NCL drafted the nation's first minimum wage law in 1912 to protect women and children, the most severely exploited workers. NCL was among the first to champion the cause of child labor, campaigning for laws to protect against children working for long hours and pauper’s wages. NCL fought for the rights of African American workers in the early 20th century, including Black women, who were the lowest paid workers of all.

NCL’s early leaders, including Eleanor Roosevelt and consumer and labor rights advocate Esther Peterson, fought for national health insurance and a 40-hour work week.

The fight continues

Today, NCL is the only organization whose mission links consumer issues and fair labor standards. NCL supports the Employee Free Choice Act, making a connection between consumer rights and labor rights on Capitol Hill. NCL joins with the Labor Movement in supporting comprehensive healthcare reform. NCL is a world leader in the fight against child labor. It co-chairs, convenes, and staffs the domestic Child Labor Coalition and serves on the board of the International Cocoa Initiative.

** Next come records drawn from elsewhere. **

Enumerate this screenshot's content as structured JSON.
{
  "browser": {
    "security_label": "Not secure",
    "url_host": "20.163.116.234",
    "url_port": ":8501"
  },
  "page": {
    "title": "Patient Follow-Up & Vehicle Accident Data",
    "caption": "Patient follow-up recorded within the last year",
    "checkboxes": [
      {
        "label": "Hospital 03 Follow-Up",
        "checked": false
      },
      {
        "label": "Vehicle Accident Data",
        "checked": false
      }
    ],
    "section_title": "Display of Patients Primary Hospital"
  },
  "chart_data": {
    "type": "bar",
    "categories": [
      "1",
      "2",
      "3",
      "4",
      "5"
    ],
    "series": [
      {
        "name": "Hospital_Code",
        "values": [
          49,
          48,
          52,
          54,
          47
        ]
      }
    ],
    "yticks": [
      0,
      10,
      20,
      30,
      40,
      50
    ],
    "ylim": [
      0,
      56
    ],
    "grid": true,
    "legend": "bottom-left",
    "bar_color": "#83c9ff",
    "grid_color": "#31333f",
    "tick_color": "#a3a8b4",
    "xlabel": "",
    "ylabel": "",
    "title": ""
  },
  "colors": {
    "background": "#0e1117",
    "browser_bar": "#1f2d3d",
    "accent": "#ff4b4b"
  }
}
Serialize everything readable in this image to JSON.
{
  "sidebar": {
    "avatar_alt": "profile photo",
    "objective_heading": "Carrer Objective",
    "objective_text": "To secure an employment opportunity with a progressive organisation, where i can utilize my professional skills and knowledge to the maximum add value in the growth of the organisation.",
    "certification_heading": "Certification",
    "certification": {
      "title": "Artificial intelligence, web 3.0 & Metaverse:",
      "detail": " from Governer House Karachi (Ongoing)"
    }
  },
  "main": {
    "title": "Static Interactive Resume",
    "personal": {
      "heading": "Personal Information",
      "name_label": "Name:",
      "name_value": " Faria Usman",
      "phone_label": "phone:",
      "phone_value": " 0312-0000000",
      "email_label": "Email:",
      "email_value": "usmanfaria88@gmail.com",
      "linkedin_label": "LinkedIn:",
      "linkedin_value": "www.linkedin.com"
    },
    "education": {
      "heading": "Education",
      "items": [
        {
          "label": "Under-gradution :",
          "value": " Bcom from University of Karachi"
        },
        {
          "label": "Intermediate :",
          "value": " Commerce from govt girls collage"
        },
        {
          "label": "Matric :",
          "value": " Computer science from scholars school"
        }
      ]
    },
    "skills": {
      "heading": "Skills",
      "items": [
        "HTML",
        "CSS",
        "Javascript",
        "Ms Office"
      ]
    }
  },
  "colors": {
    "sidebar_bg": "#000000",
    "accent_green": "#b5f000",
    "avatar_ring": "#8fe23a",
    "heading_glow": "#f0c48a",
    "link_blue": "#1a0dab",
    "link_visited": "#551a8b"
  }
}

In the 1990s, NCL helped establish the Global March Against Child Labor, the first global civil movement advocating for free, quality, basic education for all children and a world free from child labor. The League played a key role in the 1999 founding of the Fair Labor Association, addressing conditions for workers in the apparel industry. Comprising more than 200 colleges and universities, businesses, and NGOs, the FLA has helped to improve the lives of hundreds of thousands of workers in developing countries.